▶ [EXERCISE AIM] All of the data should be restated word for word.

▶ [DATA EXTRACT]
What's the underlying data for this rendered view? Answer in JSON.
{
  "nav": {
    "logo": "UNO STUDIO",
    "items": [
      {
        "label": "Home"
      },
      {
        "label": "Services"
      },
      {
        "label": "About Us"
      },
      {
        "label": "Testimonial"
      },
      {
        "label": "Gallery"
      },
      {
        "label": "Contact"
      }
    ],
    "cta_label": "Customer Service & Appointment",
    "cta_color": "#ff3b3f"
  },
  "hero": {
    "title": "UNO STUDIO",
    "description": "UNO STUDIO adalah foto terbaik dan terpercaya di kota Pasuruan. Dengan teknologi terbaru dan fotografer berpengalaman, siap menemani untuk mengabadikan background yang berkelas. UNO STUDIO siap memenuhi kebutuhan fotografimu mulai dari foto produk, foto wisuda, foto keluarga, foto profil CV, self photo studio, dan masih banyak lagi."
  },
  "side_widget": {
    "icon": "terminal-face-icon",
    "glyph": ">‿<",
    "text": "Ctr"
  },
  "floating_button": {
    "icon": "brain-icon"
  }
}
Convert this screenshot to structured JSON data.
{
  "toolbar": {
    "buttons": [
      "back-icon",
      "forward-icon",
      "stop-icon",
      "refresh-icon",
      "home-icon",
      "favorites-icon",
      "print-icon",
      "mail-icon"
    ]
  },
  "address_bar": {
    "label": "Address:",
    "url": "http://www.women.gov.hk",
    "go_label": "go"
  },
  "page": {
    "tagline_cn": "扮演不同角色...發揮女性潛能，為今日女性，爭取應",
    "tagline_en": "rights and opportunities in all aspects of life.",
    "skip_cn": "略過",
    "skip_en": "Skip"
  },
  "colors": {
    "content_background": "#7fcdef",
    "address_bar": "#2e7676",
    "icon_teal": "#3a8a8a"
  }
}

▶ [WRITTEN ANSWER]
What's the underlying data for this rendered view? Answer in JSON.
{
  "nav": {
    "logo": "UNO STUDIO",
    "items": [
      {
        "label": "Home"
      },
      {
        "label": "Services"
      },
      {
        "label": "About Us"
      },
      {
        "label": "Testimonial"
      },
      {
        "label": "Gallery"
      },
      {
        "label": "Contact"
      }
    ],
    "cta_label": "Customer Service & Appointment",
    "cta_color": "#ff3b3f"
  },
  "hero": {
    "title": "UNO STUDIO",
    "description": "UNO STUDIO adalah foto terbaik dan terpercaya di kota Pasuruan. Dengan teknologi terbaru dan fotografer berpengalaman, siap menemani untuk mengabadikan background yang berkelas. UNO STUDIO siap memenuhi kebutuhan fotografimu mulai dari foto produk, foto wisuda, foto keluarga, foto profil CV, self photo studio, dan masih banyak lagi."
  },
  "side_widget": {
    "icon": "terminal-face-icon",
    "glyph": ">‿<",
    "text": "Ctr"
  },
  "floating_button": {
    "icon": "brain-icon"
  }
}
Convert this screenshot to structured JSON data.
{
  "toolbar": {
    "buttons": [
      "back-icon",
      "forward-icon",
      "stop-icon",
      "refresh-icon",
      "home-icon",
      "favorites-icon",
      "print-icon",
      "mail-icon"
    ]
  },
  "address_bar": {
    "label": "Address:",
    "url": "http://www.women.gov.hk",
    "go_label": "go"
  },
  "page": {
    "tagline_cn": "扮演不同角色...發揮女性潛能，為今日女性，爭取應",
    "tagline_en": "rights and opportunities in all aspects of life.",
    "skip_cn": "略過",
    "skip_en": "Skip"
  },
  "colors": {
    "content_background": "#7fcdef",
    "address_bar": "#2e7676",
    "icon_teal": "#3a8a8a"
  }
}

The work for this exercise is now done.